Even if none of these occur, he says, accelerating effects of global warming could soon reach a ‘tipping point’ at which no amount of human action could prevent it from continuing to the point our planet would become unlivable. He sees three possible scenarios as we attempt to come to grips with this reality:
I was dreading reading Flannery’s prescription because there were early clues that he believes, based in part on how quickly CFCs were banned a generation ago, that massive coordinated action, combining unprecedented government activity with a global groundswell of voluntary personal actions on eleven fronts, is possible. I’m not sure if he says this because he’s naive (both because human beings and governments don’t act this quickly or decisively unless the threat is imminent and personal, and because there simply isn’t enough top-down control in our world to mandate, control and coordinate such action even if we wanted it), or because he didn’t want the book to be a ‘downer’, hurting sales and the probability of people at least trying to achieve what he prescribes.
Whatever his motivation for saying this, it left me extremely discouraged. As Einstein suggested in his statement on nuclear weaponry, the more we know, and the more we know about human nature, the more pessimistic we get about our ability to collectively take responsibility for our actions and act in accordance with our collective interest. Flannery himself acknowledges that the US and Australia are two countries that are among the most vulnerable to the effects of climate change, but their governments haven’t even signed Kyoto, an accord which Flannery describes as hopelessly inadequate.
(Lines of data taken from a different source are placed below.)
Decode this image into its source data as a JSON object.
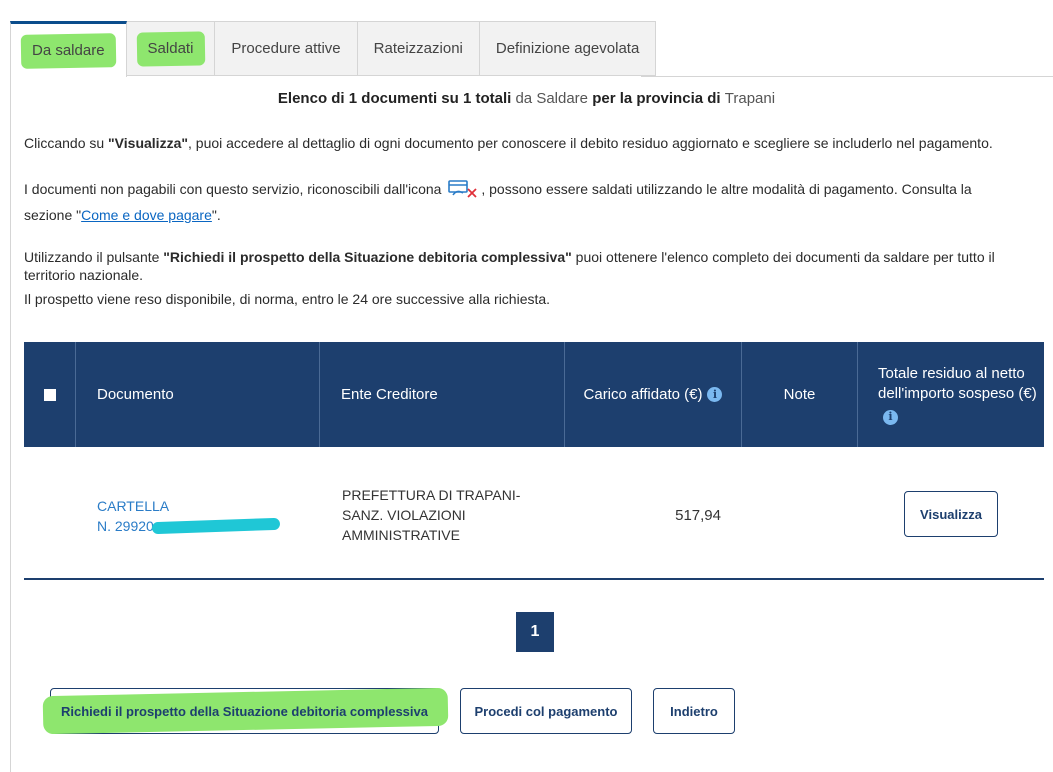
{
  "tabs": [
    {
      "label": "Da saldare",
      "active": true
    },
    {
      "label": "Saldati",
      "active": false
    },
    {
      "label": "Procedure attive",
      "active": false
    },
    {
      "label": "Rateizzazioni",
      "active": false
    },
    {
      "label": "Definizione agevolata",
      "active": false
    }
  ],
  "heading": {
    "part1": "Elenco di 1 documenti su 1 totali ",
    "part2": "da Saldare",
    "part3": " per la provincia di ",
    "part4": "Trapani"
  },
  "info": {
    "p1_prefix": "Cliccando su ",
    "p1_bold": "\"Visualizza\"",
    "p1_suffix": ", puoi accedere al dettaglio di ogni documento per conoscere il debito residuo aggiornato e scegliere se includerlo nel pagamento.",
    "p2_prefix": "I documenti non pagabili con questo servizio, riconoscibili dall'icona ",
    "p2_suffix": ", possono essere saldati utilizzando le altre modalità di pagamento. Consulta la",
    "p3_prefix": "sezione \"",
    "p3_link": "Come e dove pagare",
    "p3_suffix": "\".",
    "p4_prefix": "Utilizzando il pulsante ",
    "p4_bold": "\"Richiedi il prospetto della Situazione debitoria complessiva\"",
    "p4_suffix": " puoi ottenere l'elenco completo dei documenti da saldare per tutto il territorio nazionale.",
    "p5": "Il prospetto viene reso disponibile, di norma, entro le 24 ore successive alla richiesta."
  },
  "table": {
    "headers": {
      "documento": "Documento",
      "ente": "Ente Creditore",
      "carico": "Carico affidato (€)",
      "note": "Note",
      "totale": "Totale residuo al netto dell'importo sospeso (€)"
    },
    "rows": [
      {
        "doc_line1": "CARTELLA",
        "doc_line2": "N. 29920",
        "ente_line1": "PREFETTURA DI TRAPANI-",
        "ente_line2": "SANZ. VIOLAZIONI",
        "ente_line3": "AMMINISTRATIVE",
        "carico": "517,94",
        "note": "",
        "action": "Visualizza"
      }
    ]
  },
  "pagination": {
    "current": "1"
  },
  "actions": {
    "prospetto": "Richiedi il prospetto della Situazione debitoria complessiva",
    "procedi": "Procedi col pagamento",
    "indietro": "Indietro"
  },
  "colors": {
    "header_bg": "#1d3f6e",
    "link": "#2a7cc7",
    "highlight": "#8ee66e",
    "redaction": "#1fc7d6"
  }
}
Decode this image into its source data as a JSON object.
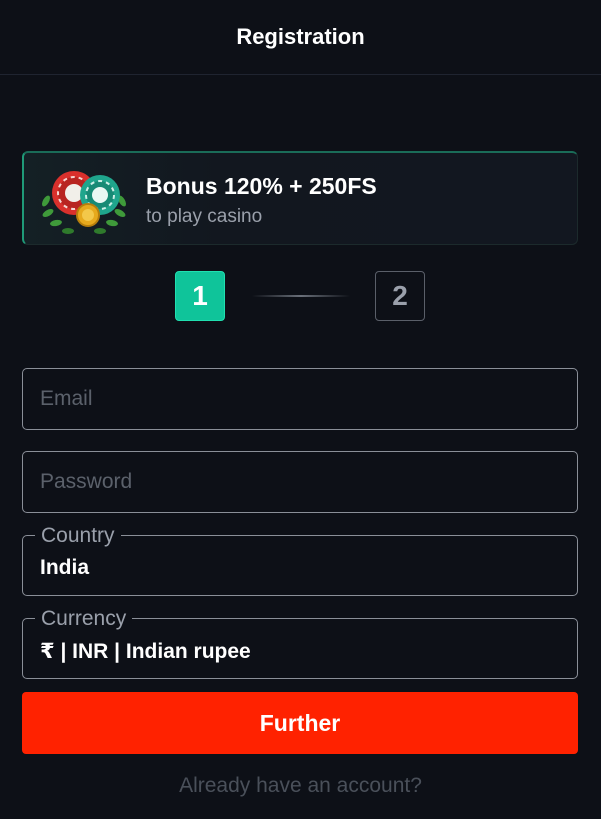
{
  "header": {
    "title": "Registration"
  },
  "bonus": {
    "title": "Bonus 120% + 250FS",
    "subtitle": "to play casino",
    "icon": "casino-chips-laurel-icon"
  },
  "steps": {
    "step1": "1",
    "step2": "2",
    "current": 1
  },
  "form": {
    "email_placeholder": "Email",
    "password_placeholder": "Password",
    "country_label": "Country",
    "country_value": "India",
    "currency_label": "Currency",
    "currency_value": "₹ | INR | Indian rupee"
  },
  "actions": {
    "further_label": "Further",
    "account_link": "Already have an account?"
  },
  "colors": {
    "background": "#0d1017",
    "accent_green": "#0fc49a",
    "button_red": "#ff2200"
  }
}
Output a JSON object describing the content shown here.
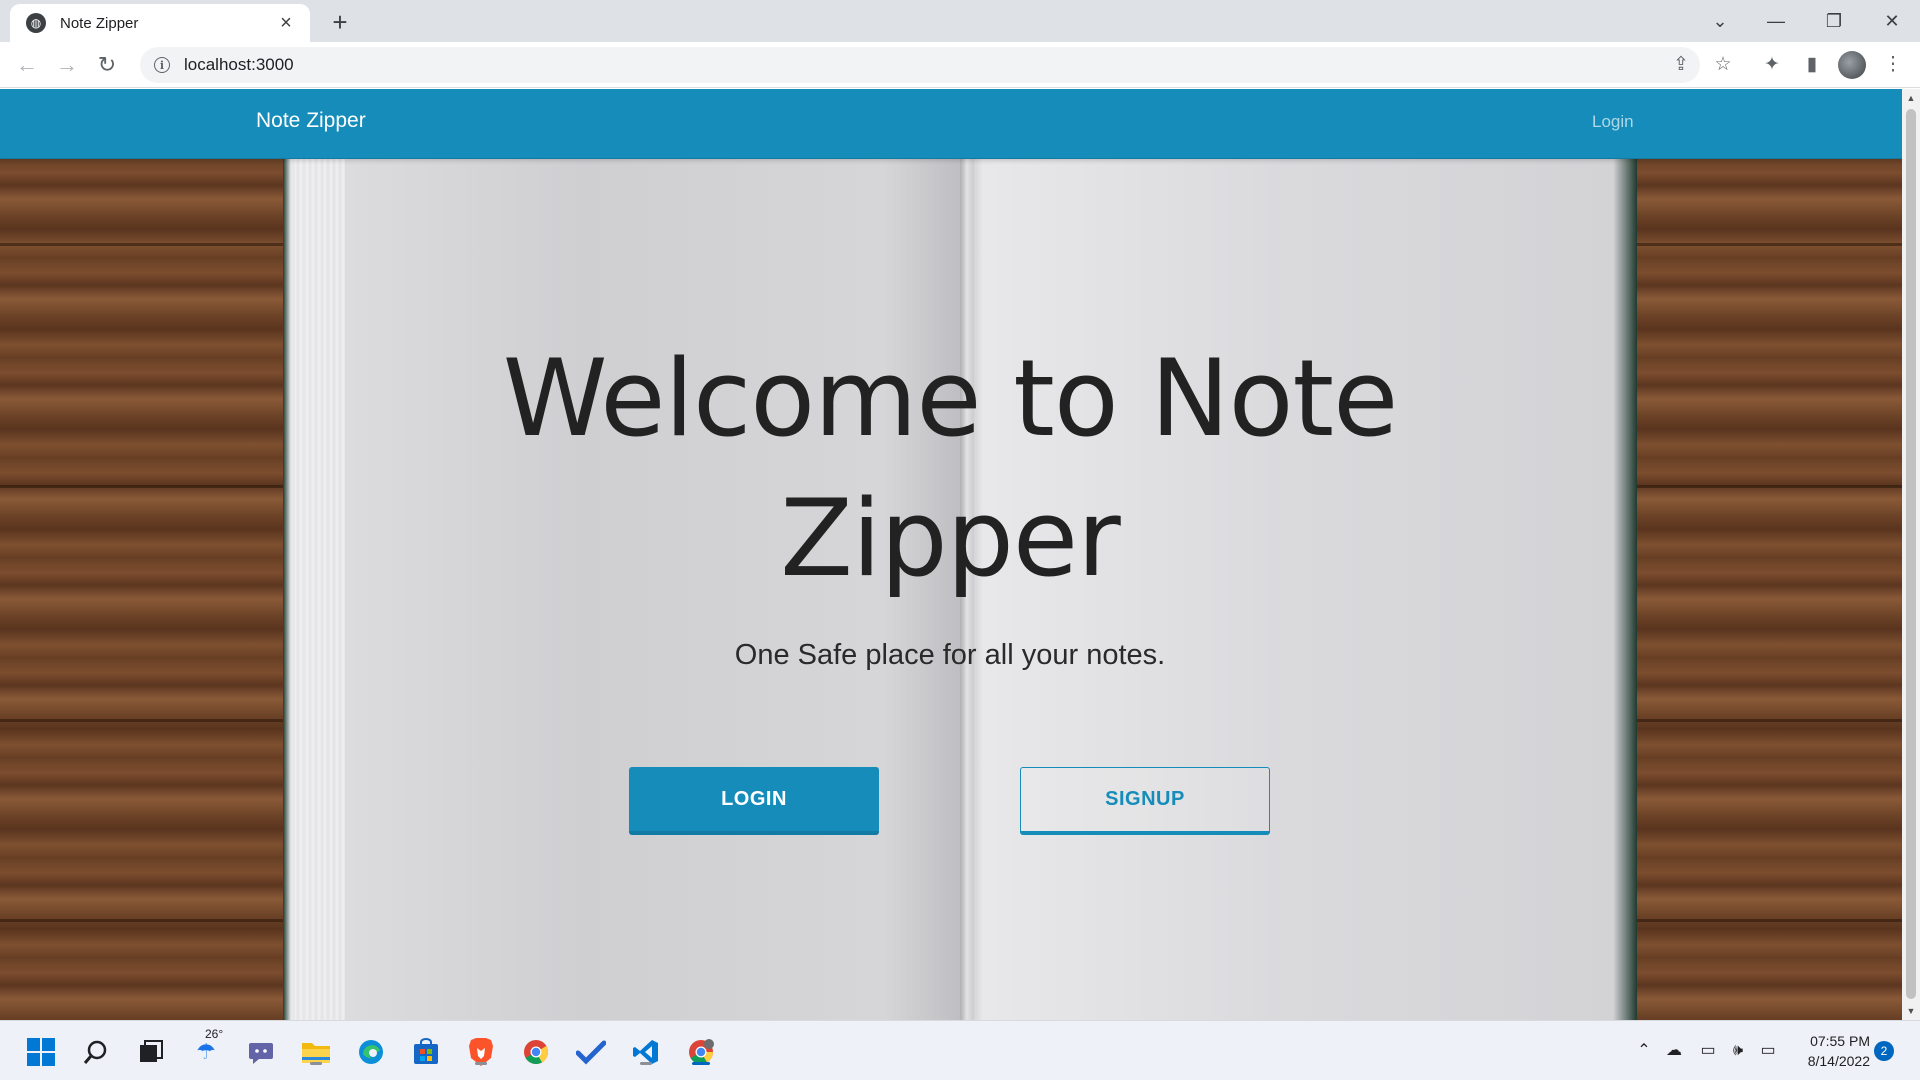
{
  "browser": {
    "tab_title": "Note Zipper",
    "url": "localhost:3000",
    "new_tab_symbol": "+",
    "icons": [
      "globe-icon",
      "close-icon",
      "back-icon",
      "forward-icon",
      "reload-icon",
      "info-icon",
      "share-icon",
      "star-icon",
      "extensions-icon",
      "side-panel-icon",
      "profile-avatar",
      "menu-icon",
      "tab-search-icon",
      "minimize-icon",
      "restore-icon",
      "window-close-icon"
    ]
  },
  "app": {
    "brand": "Note Zipper",
    "nav_login": "Login",
    "hero_title": "Welcome to Note Zipper",
    "hero_subtitle": "One Safe place for all your notes.",
    "login_button": "LOGIN",
    "signup_button": "SIGNUP",
    "colors": {
      "primary": "#158cba",
      "text": "#222222"
    }
  },
  "taskbar": {
    "weather_temp": "26°",
    "time": "07:55 PM",
    "date": "8/14/2022",
    "notification_count": "2",
    "apps": [
      "start-icon",
      "search-icon",
      "task-view-icon",
      "weather-icon",
      "teams-chat-icon",
      "file-explorer-icon",
      "edge-icon",
      "store-icon",
      "brave-icon",
      "chrome-icon",
      "todo-icon",
      "vscode-icon",
      "chrome-profile-icon"
    ]
  }
}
And the idea, which Flannery advances late in the book, that corporations and governments could be pressured into action on global warming by the threat of lawsuits once the connection between carbon emissions and the negative effects on health, security and climate have been even more convincingly established, is, to me, absurd. One need only look at how well Big Tobacco is still doing to see that such threats don’t work.
In summary, this is an important book, a work of true science, and a must read for anyone who cares about future generations or the health and sustainability of our planet. But rather than instilling new hope and galvanizing billions into action to deal with this huge challenge, I suspect Flannery’s book may well be, a century from now, the final epitaph for our civilization.
I will of course act personally on the eleven voluntary personal actions hotlinked above, and encourage everyone to do likewise. Alas, as I’vesaid before, our human nature is not to do what we can, but rather to do what we must.